Task to complete: Read the records below and copy each line that contains "heart".

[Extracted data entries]

====

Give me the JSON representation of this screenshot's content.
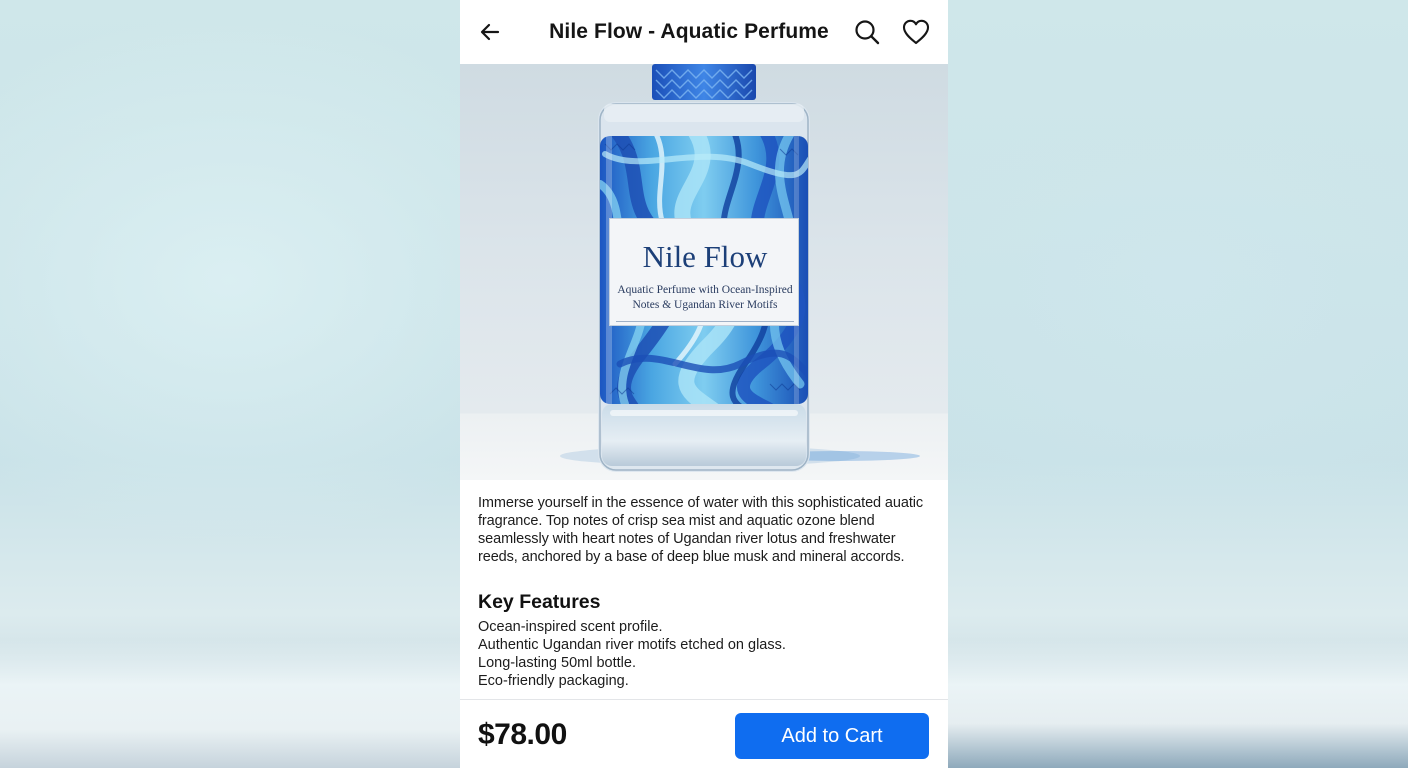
{
  "header": {
    "title": "Nile Flow - Aquatic Perfume",
    "back_icon": "arrow-left-icon",
    "search_icon": "search-icon",
    "favorite_icon": "heart-icon"
  },
  "product_image": {
    "label_title": "Nile Flow",
    "label_subtitle": "Aquatic Perfume with Ocean-Inspired Notes & Ugandan River Motifs"
  },
  "description": "Immerse yourself in the essence of water with this sophisticated auatic fragrance. Top notes of crisp sea mist and aquatic ozone blend seamlessly with heart notes of Ugandan river lotus and freshwater reeds, anchored by a base of deep blue musk and mineral accords.",
  "features": {
    "heading": "Key Features",
    "items": [
      "Ocean-inspired scent profile.",
      "Authentic Ugandan river motifs etched on glass.",
      "Long-lasting 50ml bottle.",
      "Eco-friendly packaging."
    ]
  },
  "footer": {
    "price": "$78.00",
    "add_to_cart_label": "Add to Cart"
  },
  "colors": {
    "accent": "#0f6df0",
    "label_text": "#1c3f78",
    "bottle_blue": "#1f5fc4",
    "bottle_light": "#6fc0e8"
  }
}
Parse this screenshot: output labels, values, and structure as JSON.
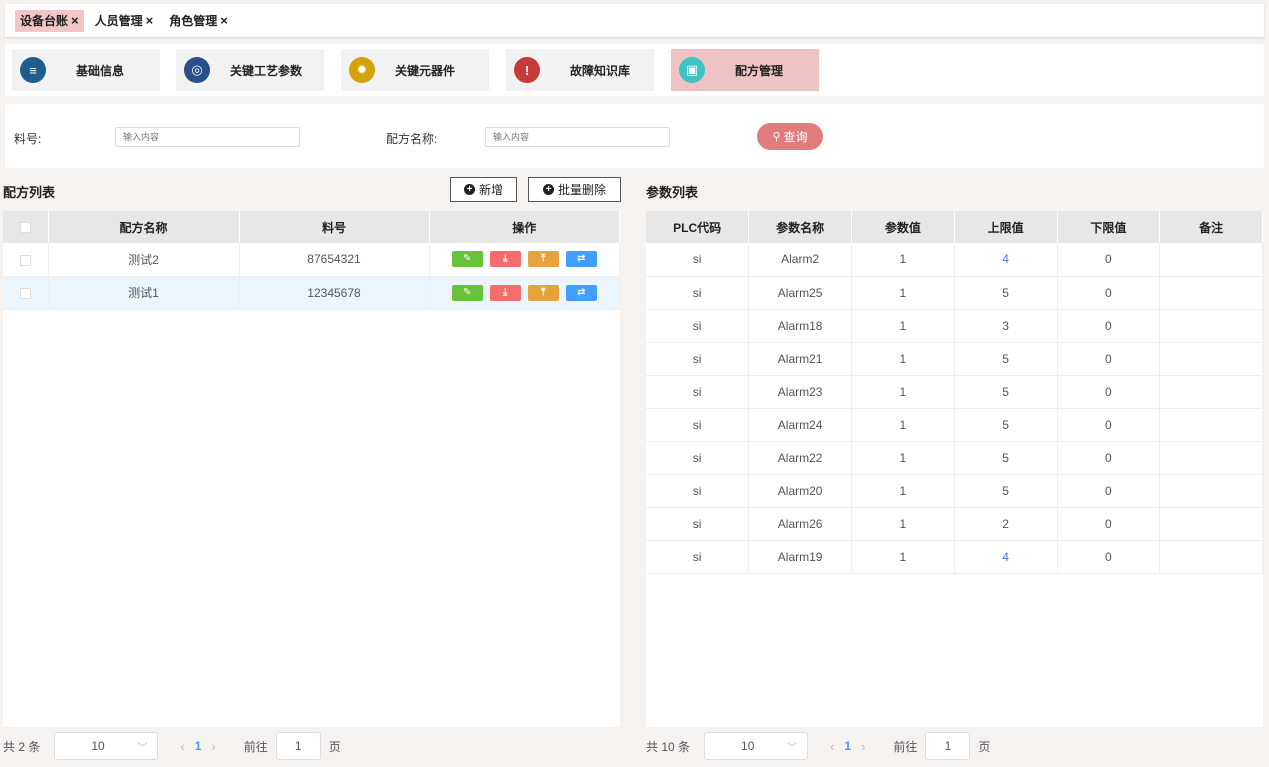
{
  "tabs": [
    {
      "label": "设备台账",
      "close": "×"
    },
    {
      "label": "人员管理",
      "close": "×"
    },
    {
      "label": "角色管理",
      "close": "×"
    }
  ],
  "modules": [
    {
      "label": "基础信息",
      "icon": "≡",
      "color": "#1e5e8c"
    },
    {
      "label": "关键工艺参数",
      "icon": "◎",
      "color": "#2b4f8a"
    },
    {
      "label": "关键元器件",
      "icon": "✹",
      "color": "#d4a20b"
    },
    {
      "label": "故障知识库",
      "icon": "!",
      "color": "#c53a3a"
    },
    {
      "label": "配方管理",
      "icon": "▣",
      "color": "#3cc3c3"
    }
  ],
  "search": {
    "material_label": "料号:",
    "material_placeholder": "输入内容",
    "recipe_label": "配方名称:",
    "recipe_placeholder": "输入内容",
    "query_button": "查询",
    "query_icon": "⚲"
  },
  "recipe_list": {
    "title": "配方列表",
    "add_button": "新增",
    "batch_delete_button": "批量删除",
    "columns": [
      "配方名称",
      "料号",
      "操作"
    ],
    "rows": [
      {
        "name": "测试2",
        "material": "87654321"
      },
      {
        "name": "测试1",
        "material": "12345678"
      }
    ],
    "op_icons": [
      "✎",
      "⤓",
      "⤒",
      "⇄"
    ],
    "total": "共 2 条",
    "page_size": "10",
    "current_page": "1",
    "goto_label": "前往",
    "goto_value": "1",
    "page_unit": "页"
  },
  "param_list": {
    "title": "参数列表",
    "columns": [
      "PLC代码",
      "参数名称",
      "参数值",
      "上限值",
      "下限值",
      "备注"
    ],
    "rows": [
      {
        "plc": "si",
        "name": "Alarm2",
        "value": "1",
        "upper": "4",
        "lower": "0",
        "note": ""
      },
      {
        "plc": "si",
        "name": "Alarm25",
        "value": "1",
        "upper": "5",
        "lower": "0",
        "note": ""
      },
      {
        "plc": "si",
        "name": "Alarm18",
        "value": "1",
        "upper": "3",
        "lower": "0",
        "note": ""
      },
      {
        "plc": "si",
        "name": "Alarm21",
        "value": "1",
        "upper": "5",
        "lower": "0",
        "note": ""
      },
      {
        "plc": "si",
        "name": "Alarm23",
        "value": "1",
        "upper": "5",
        "lower": "0",
        "note": ""
      },
      {
        "plc": "si",
        "name": "Alarm24",
        "value": "1",
        "upper": "5",
        "lower": "0",
        "note": ""
      },
      {
        "plc": "si",
        "name": "Alarm22",
        "value": "1",
        "upper": "5",
        "lower": "0",
        "note": ""
      },
      {
        "plc": "si",
        "name": "Alarm20",
        "value": "1",
        "upper": "5",
        "lower": "0",
        "note": ""
      },
      {
        "plc": "si",
        "name": "Alarm26",
        "value": "1",
        "upper": "2",
        "lower": "0",
        "note": ""
      },
      {
        "plc": "si",
        "name": "Alarm19",
        "value": "1",
        "upper": "4",
        "lower": "0",
        "note": ""
      }
    ],
    "total": "共 10 条",
    "page_size": "10",
    "current_page": "1",
    "goto_label": "前往",
    "goto_value": "1",
    "page_unit": "页"
  }
}
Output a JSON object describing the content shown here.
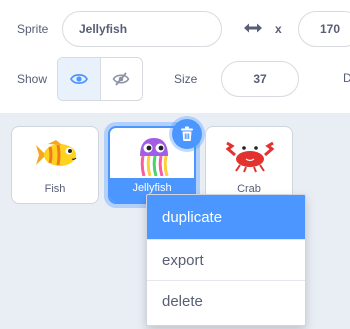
{
  "info": {
    "sprite_label": "Sprite",
    "sprite_name": "Jellyfish",
    "x_label": "x",
    "x_value": "170",
    "show_label": "Show",
    "size_label": "Size",
    "size_value": "37",
    "cut_label": "D"
  },
  "sprites": [
    {
      "name": "Fish"
    },
    {
      "name": "Jellyfish"
    },
    {
      "name": "Crab"
    }
  ],
  "context_menu": {
    "items": [
      "duplicate",
      "export",
      "delete"
    ]
  },
  "colors": {
    "accent": "#4c97ff",
    "text": "#575e75",
    "sprite_pane": "#e9eef5"
  }
}
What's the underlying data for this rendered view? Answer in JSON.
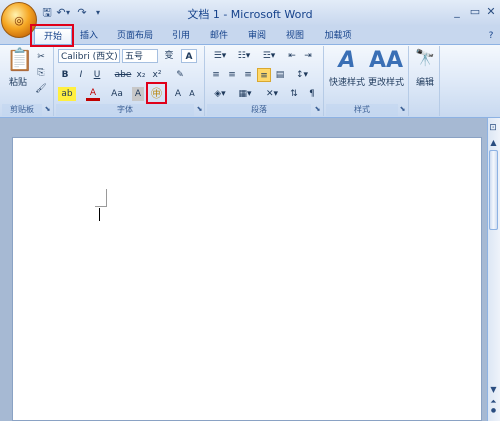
{
  "window": {
    "title": "文档 1 - Microsoft Word",
    "minimize": "_",
    "maximize": "▭",
    "close": "✕"
  },
  "qat": {
    "save": "🖫",
    "undo": "↶",
    "undo_drop": "▾",
    "redo": "↷",
    "customize": "▾"
  },
  "tabs": [
    "开始",
    "插入",
    "页面布局",
    "引用",
    "邮件",
    "审阅",
    "视图",
    "加载项"
  ],
  "help": "?",
  "clipboard": {
    "paste_label": "粘贴",
    "group_label": "剪贴板"
  },
  "font": {
    "family": "Calibri (西文)",
    "size": "五号",
    "change_case": "变",
    "char_border": "A",
    "bold": "B",
    "italic": "I",
    "underline": "U",
    "strike": "abe",
    "subscript": "x₂",
    "superscript": "x²",
    "clear_format": "✎",
    "highlight": "ab",
    "font_color": "A",
    "case": "Aa",
    "shading": "A",
    "enclosed": "㊥",
    "grow": "A",
    "shrink": "A",
    "group_label": "字体"
  },
  "paragraph": {
    "group_label": "段落"
  },
  "styles": {
    "quick_styles": "快速样式",
    "change_styles": "更改样式",
    "group_label": "样式"
  },
  "editing": {
    "label": "编辑",
    "icon": "🔭"
  },
  "scrollbar": {
    "up": "▲",
    "down": "▼",
    "ruler": "⊡"
  }
}
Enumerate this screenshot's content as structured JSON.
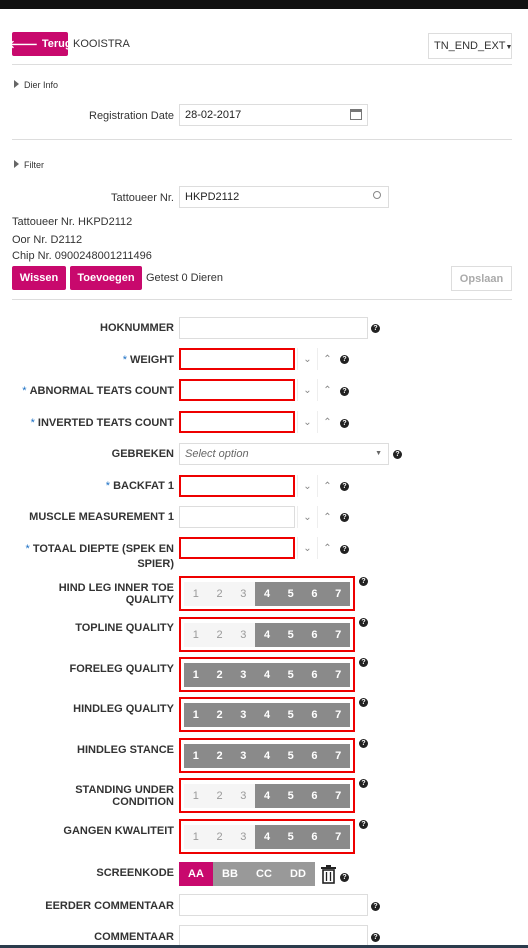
{
  "header": {
    "back_label": "Terug",
    "farm_name": "KOOISTRA",
    "env_select": "TN_END_EXT"
  },
  "dier_info": {
    "section_label": "Dier Info",
    "registration_date_label": "Registration Date",
    "registration_date_value": "28-02-2017"
  },
  "filter": {
    "section_label": "Filter",
    "tattoo_label": "Tattoueer Nr.",
    "tattoo_value": "HKPD2112",
    "info_tattoo": "Tattoueer Nr. HKPD2112",
    "info_oor": "Oor Nr. D2112",
    "info_chip": "Chip Nr. 0900248001211496"
  },
  "actions": {
    "wissen": "Wissen",
    "toevoegen": "Toevoegen",
    "getest": "Getest 0 Dieren",
    "opslaan": "Opslaan"
  },
  "fields": {
    "hoknummer": "HOKNUMMER",
    "weight": "WEIGHT",
    "abnormal_teats": "ABNORMAL TEATS COUNT",
    "inverted_teats": "INVERTED TEATS COUNT",
    "gebreken": "GEBREKEN",
    "gebreken_placeholder": "Select option",
    "backfat": "BACKFAT 1",
    "muscle": "MUSCLE MEASUREMENT 1",
    "totaal_diepte": "TOTAAL DIEPTE (SPEK EN SPIER)",
    "required_mark": "*",
    "help": "?"
  },
  "scales": {
    "numbers": [
      "1",
      "2",
      "3",
      "4",
      "5",
      "6",
      "7"
    ],
    "hind_leg_toe": "HIND LEG INNER TOE QUALITY",
    "topline": "TOPLINE QUALITY",
    "foreleg": "FORELEG QUALITY",
    "hindleg_quality": "HINDLEG QUALITY",
    "hindleg_stance": "HINDLEG STANCE",
    "standing_under": "STANDING UNDER CONDITION",
    "gangen": "GANGEN KWALITEIT"
  },
  "screenkode": {
    "label": "SCREENKODE",
    "options": [
      "AA",
      "BB",
      "CC",
      "DD"
    ],
    "selected": "AA"
  },
  "comments": {
    "eerder": "EERDER COMMENTAAR",
    "commentaar": "COMMENTAAR"
  }
}
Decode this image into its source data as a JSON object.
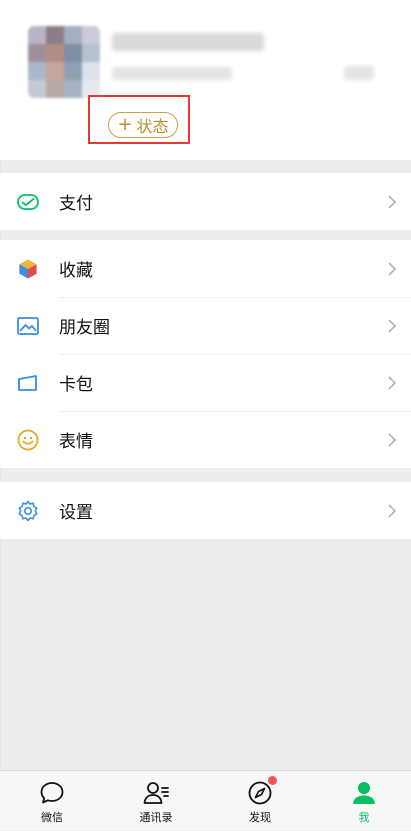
{
  "profile": {
    "status_plus": "+",
    "status_label": "状态"
  },
  "menu": {
    "pay": "支付",
    "favorites": "收藏",
    "moments": "朋友圈",
    "cards": "卡包",
    "stickers": "表情",
    "settings": "设置"
  },
  "tabs": {
    "chats": "微信",
    "contacts": "通讯录",
    "discover": "发现",
    "me": "我"
  },
  "colors": {
    "accent_green": "#07c160",
    "status_gold": "#b8902d",
    "highlight_red": "#e53935",
    "badge_red": "#fa5151"
  }
}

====

Output below:
    "favorite_icon": "heart-icon"
  "description": "Immerse yourself in the essence of water with this sophisticated auatic fragrance. Top notes of crisp sea mist and aquatic ozone blend seamlessly with heart notes of Ugandan river lotus and freshwater reeds, anchored by a base of deep blue musk and mineral accords.",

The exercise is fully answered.